Throughout 1994 and 1995, when Labor was in government, there were serious problems in nursing homes across Australia. They were revealed in press report after press report. They included incidents resulting in mistreatment, mismanagement, pain and suffering for residents. In two cases fires resulted in the death of residents. None of us likes that sort of thing to happen. None of us would want to put in place a system where that occurs. But there are always problems, and there will always be problems.

Labor did not have an appropriate complaints mechanism. Labor did not have an appropriate mechanism for inspecting these places. We saw, for example, in the Herald Sun of 3 July 1994 a report of fires in aged care facilities. There were reports that in March 1994 two women were killed in a fire in a special accommodation home in Melton. The Sunday Herald Sun of 3 July 1994 also stated that an elderly man had died in a Warrnambool home in December 1993.

When Professor Gregory did his report, commissioned by the Labor government, he actually indicated that nursing home funding needed $540 million to bring nursing homes up to standard. The Labor government had no plans, no way of addressing that issue, no way of raising capital, other than most probably adding to the $10 billion black hole debt that they left us. Professor Gregory said that there were appalling conditions in nursing homes, that places were not up to scratch in terms of fire safety, that building stock had run down. His report was an indictment of Labor's 13 years in government.

When these reports came in—and there was a number of them; I have just mentioned one of them, but there was another one—about various incidents of mismanagement in nursing homes, and particularly mismanagement that meant that some residents were not as well cared for as they ought to have been, did we run around scaring old people? No. We did not run around. There were reports in the Age. There were reports in the Herald Sun. There were reports in the Sydney Morning Herald. No, we highlighted some of the issues that needed to be addressed, but we did not run around highlighting and repeating, repeating, and repeating the problems in order to scare everyone, in order to degrade and downgrade the large number of providers who give very good care to people in nursing homes, despite the legacy that the Labor Party left us.

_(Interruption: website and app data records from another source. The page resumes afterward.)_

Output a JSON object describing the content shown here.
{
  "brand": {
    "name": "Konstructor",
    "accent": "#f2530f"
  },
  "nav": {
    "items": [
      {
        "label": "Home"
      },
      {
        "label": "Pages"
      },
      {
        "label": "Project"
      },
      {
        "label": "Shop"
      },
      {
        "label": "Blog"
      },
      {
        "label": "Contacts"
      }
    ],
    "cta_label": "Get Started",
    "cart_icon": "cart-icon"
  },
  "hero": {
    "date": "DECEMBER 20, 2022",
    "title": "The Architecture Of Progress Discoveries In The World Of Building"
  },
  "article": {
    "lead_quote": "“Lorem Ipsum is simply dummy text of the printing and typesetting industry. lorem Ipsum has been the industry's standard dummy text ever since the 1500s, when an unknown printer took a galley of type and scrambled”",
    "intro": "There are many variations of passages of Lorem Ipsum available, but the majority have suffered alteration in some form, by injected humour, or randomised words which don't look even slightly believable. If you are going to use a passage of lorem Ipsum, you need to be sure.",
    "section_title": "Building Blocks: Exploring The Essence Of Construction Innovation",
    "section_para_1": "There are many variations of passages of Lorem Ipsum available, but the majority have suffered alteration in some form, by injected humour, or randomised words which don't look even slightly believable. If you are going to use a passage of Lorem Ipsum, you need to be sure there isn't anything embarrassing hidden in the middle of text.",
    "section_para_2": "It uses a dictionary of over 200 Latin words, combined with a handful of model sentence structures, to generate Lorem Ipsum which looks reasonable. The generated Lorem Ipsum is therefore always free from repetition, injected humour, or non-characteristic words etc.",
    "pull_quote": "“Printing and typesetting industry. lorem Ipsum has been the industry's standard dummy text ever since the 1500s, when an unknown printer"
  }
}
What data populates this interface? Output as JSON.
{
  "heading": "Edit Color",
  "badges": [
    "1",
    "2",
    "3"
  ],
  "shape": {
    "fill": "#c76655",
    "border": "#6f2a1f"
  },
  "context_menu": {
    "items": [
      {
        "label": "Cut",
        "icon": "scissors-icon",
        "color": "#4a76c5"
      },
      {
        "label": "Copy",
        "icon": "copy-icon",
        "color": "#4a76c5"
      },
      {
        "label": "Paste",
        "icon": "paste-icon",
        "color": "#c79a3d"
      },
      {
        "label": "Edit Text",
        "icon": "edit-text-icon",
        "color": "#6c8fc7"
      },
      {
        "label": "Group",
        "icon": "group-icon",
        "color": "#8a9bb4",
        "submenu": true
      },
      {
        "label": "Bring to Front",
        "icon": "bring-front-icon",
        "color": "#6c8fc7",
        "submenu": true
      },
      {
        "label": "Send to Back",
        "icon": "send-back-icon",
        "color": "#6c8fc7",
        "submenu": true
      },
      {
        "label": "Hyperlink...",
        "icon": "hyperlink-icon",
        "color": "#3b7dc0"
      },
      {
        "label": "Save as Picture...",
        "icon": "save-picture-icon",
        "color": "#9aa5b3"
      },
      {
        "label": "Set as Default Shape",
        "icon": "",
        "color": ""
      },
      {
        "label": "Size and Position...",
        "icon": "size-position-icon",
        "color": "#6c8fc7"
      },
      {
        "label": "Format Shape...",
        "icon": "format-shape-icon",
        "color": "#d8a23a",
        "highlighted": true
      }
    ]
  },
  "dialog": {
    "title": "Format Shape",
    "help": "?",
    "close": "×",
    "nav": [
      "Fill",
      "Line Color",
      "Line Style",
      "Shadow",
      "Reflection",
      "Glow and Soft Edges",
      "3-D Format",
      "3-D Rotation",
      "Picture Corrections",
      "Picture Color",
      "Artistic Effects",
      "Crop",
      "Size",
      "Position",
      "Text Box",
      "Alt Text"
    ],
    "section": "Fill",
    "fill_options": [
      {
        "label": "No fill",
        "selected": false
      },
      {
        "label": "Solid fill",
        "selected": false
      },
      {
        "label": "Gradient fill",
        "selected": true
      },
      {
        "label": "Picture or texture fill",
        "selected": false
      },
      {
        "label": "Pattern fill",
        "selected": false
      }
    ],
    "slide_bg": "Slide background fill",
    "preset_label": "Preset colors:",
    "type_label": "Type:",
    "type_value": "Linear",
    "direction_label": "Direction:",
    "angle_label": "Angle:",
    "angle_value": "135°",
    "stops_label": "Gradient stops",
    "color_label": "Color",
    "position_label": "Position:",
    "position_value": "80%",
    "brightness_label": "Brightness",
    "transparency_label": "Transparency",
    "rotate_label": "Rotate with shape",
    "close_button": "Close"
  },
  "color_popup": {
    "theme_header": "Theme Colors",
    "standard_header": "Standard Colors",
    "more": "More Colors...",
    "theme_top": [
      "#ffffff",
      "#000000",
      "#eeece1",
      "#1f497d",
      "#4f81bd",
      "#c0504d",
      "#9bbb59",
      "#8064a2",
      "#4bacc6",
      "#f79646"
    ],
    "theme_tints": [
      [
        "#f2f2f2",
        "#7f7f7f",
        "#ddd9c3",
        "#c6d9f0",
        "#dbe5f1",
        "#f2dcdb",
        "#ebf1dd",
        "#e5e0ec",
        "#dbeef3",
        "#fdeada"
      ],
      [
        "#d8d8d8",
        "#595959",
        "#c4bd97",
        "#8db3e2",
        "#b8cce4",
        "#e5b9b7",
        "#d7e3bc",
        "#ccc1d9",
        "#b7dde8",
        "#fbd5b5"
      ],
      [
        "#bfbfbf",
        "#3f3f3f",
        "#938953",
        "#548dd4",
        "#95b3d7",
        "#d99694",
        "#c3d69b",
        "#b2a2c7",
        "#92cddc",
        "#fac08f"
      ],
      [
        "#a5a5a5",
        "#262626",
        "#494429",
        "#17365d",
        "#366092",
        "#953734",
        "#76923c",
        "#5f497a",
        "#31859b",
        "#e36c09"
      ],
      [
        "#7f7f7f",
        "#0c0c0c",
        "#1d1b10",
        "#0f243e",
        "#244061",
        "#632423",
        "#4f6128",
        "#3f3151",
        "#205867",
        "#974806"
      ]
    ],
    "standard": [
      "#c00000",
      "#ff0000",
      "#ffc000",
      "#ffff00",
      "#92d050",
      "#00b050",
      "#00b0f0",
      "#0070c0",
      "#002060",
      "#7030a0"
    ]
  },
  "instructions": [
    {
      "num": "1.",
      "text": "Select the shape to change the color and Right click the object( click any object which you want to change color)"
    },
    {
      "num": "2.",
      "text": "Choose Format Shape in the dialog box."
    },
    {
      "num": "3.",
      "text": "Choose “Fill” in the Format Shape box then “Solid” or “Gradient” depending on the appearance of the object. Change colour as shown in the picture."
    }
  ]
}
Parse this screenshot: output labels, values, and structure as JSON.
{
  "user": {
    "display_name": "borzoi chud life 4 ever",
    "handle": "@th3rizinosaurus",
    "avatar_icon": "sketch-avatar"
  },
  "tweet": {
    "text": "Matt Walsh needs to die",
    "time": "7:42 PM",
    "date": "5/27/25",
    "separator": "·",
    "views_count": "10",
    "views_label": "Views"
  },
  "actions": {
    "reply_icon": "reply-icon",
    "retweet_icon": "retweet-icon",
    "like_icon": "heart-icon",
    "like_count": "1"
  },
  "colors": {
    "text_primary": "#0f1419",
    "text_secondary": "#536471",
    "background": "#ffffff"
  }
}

As I said, when we came into office four years ago 75 per cent of homes did not meet building standards; 13 per cent did not meet fire safety standards; and 11 per cent did not meet basic health standards. The Labor Party have a hide coming in here, when they were the ones that overturned the legislation that would have given us the funding which would have enabled us to upgrade at a faster rate nursing homes. They had the guts to bite the bullet to provide funding through ingoings for hostels, but they did not have the guts to assist in working in a bipartisan way—a way in which we worked in the policy on hostels—with nursing homes. Their legacy continued, because we inherited ramshackle, run-down capital stock in nursing homes.

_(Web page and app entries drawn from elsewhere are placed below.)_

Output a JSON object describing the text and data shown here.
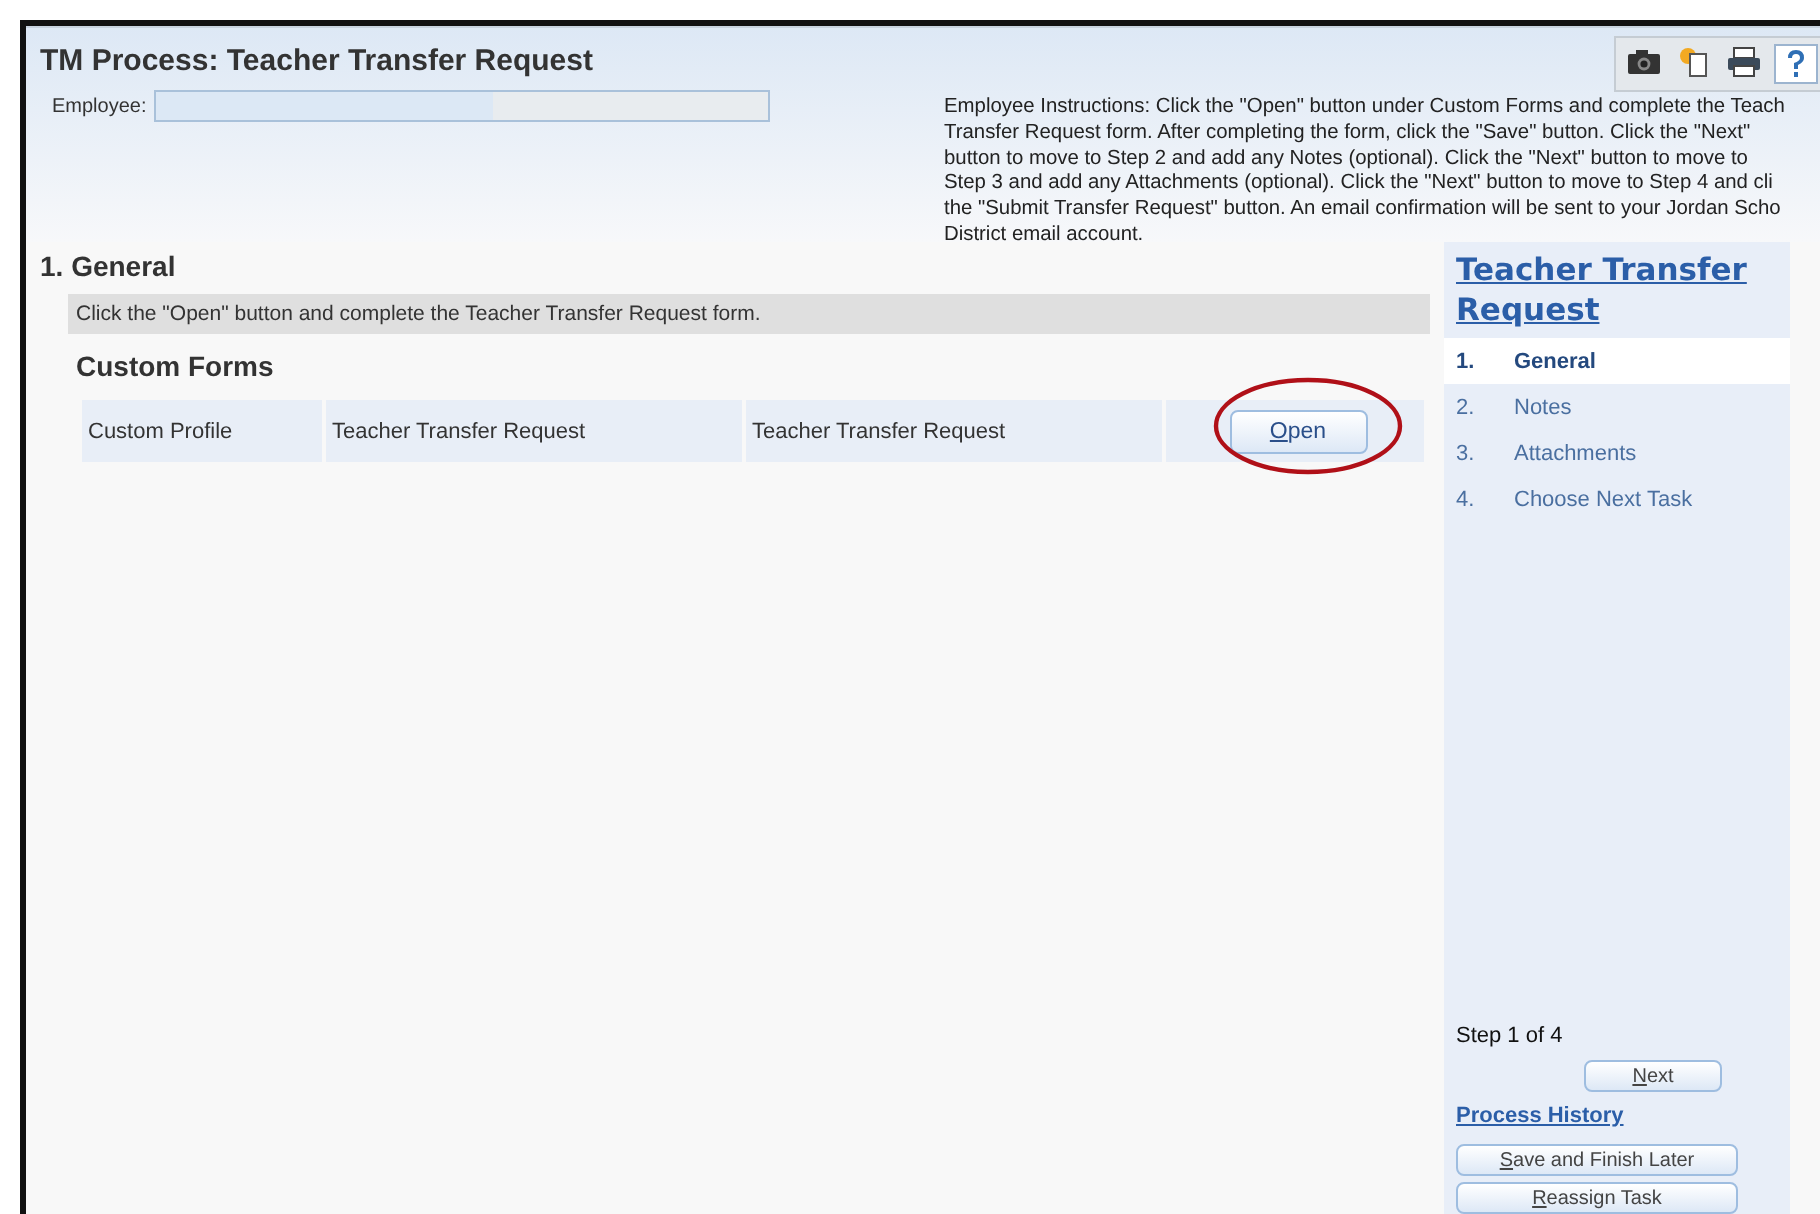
{
  "window": {
    "title": "TM Process: Teacher Transfer Request"
  },
  "employee": {
    "label": "Employee:"
  },
  "instructions": [
    "Employee Instructions: Click the \"Open\" button under Custom Forms and complete the Teach",
    "Transfer Request form. After completing the form, click the \"Save\" button. Click the \"Next\"",
    "button to move to Step 2 and add any Notes (optional). Click the \"Next\" button to move to",
    "Step 3 and add any Attachments (optional). Click the \"Next\" button to move to Step 4 and cli",
    "the \"Submit Transfer Request\" button. An email confirmation will be sent to your Jordan Scho",
    "District email account."
  ],
  "section": {
    "title": "1. General",
    "hint": "Click the \"Open\" button and complete the Teacher Transfer Request form."
  },
  "custom_forms": {
    "title": "Custom Forms",
    "rows": [
      {
        "cells": [
          "Custom Profile",
          "Teacher Transfer Request",
          "Teacher Transfer Request"
        ],
        "button": "Open",
        "highlighted": true
      }
    ]
  },
  "sidebar": {
    "title": "Teacher Transfer Request",
    "steps": [
      {
        "number": "1.",
        "label": "General",
        "selected": true
      },
      {
        "number": "2.",
        "label": "Notes",
        "selected": false
      },
      {
        "number": "3.",
        "label": "Attachments",
        "selected": false
      },
      {
        "number": "4.",
        "label": "Choose Next Task",
        "selected": false
      }
    ],
    "step_text": "Step 1 of 4",
    "next": "Next",
    "history": "Process History",
    "buttons": [
      "Save and Finish Later",
      "Reassign Task"
    ]
  }
}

The Labor Party can come in here and they can bleat all they like. They can go on about what has happened. You cannot turn the Titanic around in four years. There have been enormous changes made to accreditation. Only the other day I went out to one of the first nursing homes that has been accredited under the new system. They are introducing innovative programs in staff development and training. They are very proud of that accreditation. They are very proud that they have been leaders in the field—that is a nursing home out in Dandenong—in the accreditation process. The Labor Party did absolutely nothing to remedy the appalling state of nursing homes, the lack of training in nursing homes, the facilities that were run down and put older Australians at risk. (Time expired)